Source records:
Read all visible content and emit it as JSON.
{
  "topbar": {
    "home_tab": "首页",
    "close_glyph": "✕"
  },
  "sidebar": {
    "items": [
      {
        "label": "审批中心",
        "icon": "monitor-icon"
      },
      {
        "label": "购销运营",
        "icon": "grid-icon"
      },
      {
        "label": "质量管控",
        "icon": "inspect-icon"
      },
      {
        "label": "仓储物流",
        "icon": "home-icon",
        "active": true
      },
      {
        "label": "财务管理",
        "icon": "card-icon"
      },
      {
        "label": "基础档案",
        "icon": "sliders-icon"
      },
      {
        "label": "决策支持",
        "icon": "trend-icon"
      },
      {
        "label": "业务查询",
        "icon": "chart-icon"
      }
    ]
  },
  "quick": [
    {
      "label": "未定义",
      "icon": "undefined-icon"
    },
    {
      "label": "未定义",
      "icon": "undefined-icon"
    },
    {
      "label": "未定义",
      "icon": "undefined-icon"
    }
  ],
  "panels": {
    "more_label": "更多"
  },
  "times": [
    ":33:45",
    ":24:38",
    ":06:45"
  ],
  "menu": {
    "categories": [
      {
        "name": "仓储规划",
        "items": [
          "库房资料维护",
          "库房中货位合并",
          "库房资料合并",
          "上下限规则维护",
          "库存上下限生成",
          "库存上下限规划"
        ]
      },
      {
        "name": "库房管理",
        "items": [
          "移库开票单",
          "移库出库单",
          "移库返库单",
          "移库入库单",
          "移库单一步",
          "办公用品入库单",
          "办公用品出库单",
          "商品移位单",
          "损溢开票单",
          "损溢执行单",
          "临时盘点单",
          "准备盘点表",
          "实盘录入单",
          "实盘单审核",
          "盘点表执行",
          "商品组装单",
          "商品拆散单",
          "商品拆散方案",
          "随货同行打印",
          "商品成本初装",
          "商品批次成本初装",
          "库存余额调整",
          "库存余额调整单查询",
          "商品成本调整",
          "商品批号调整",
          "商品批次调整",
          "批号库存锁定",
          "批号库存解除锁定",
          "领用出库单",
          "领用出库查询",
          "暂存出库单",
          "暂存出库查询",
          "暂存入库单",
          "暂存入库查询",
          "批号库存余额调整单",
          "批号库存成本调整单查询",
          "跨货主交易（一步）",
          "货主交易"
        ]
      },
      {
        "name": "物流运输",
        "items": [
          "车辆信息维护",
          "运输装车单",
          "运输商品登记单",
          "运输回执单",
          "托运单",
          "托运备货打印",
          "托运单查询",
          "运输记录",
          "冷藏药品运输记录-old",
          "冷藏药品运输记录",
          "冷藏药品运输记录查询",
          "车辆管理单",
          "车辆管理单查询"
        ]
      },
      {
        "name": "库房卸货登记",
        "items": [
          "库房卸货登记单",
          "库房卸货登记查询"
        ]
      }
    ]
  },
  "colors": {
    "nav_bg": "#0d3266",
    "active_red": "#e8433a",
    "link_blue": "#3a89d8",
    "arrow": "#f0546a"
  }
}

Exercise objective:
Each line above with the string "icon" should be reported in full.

Exercise output:
        "icon": "monitor-icon"
        "icon": "grid-icon"
        "icon": "inspect-icon"
        "icon": "home-icon",
        "icon": "card-icon"
        "icon": "sliders-icon"
        "icon": "trend-icon"
        "icon": "chart-icon"
      "icon": "undefined-icon"
      "icon": "undefined-icon"
      "icon": "undefined-icon"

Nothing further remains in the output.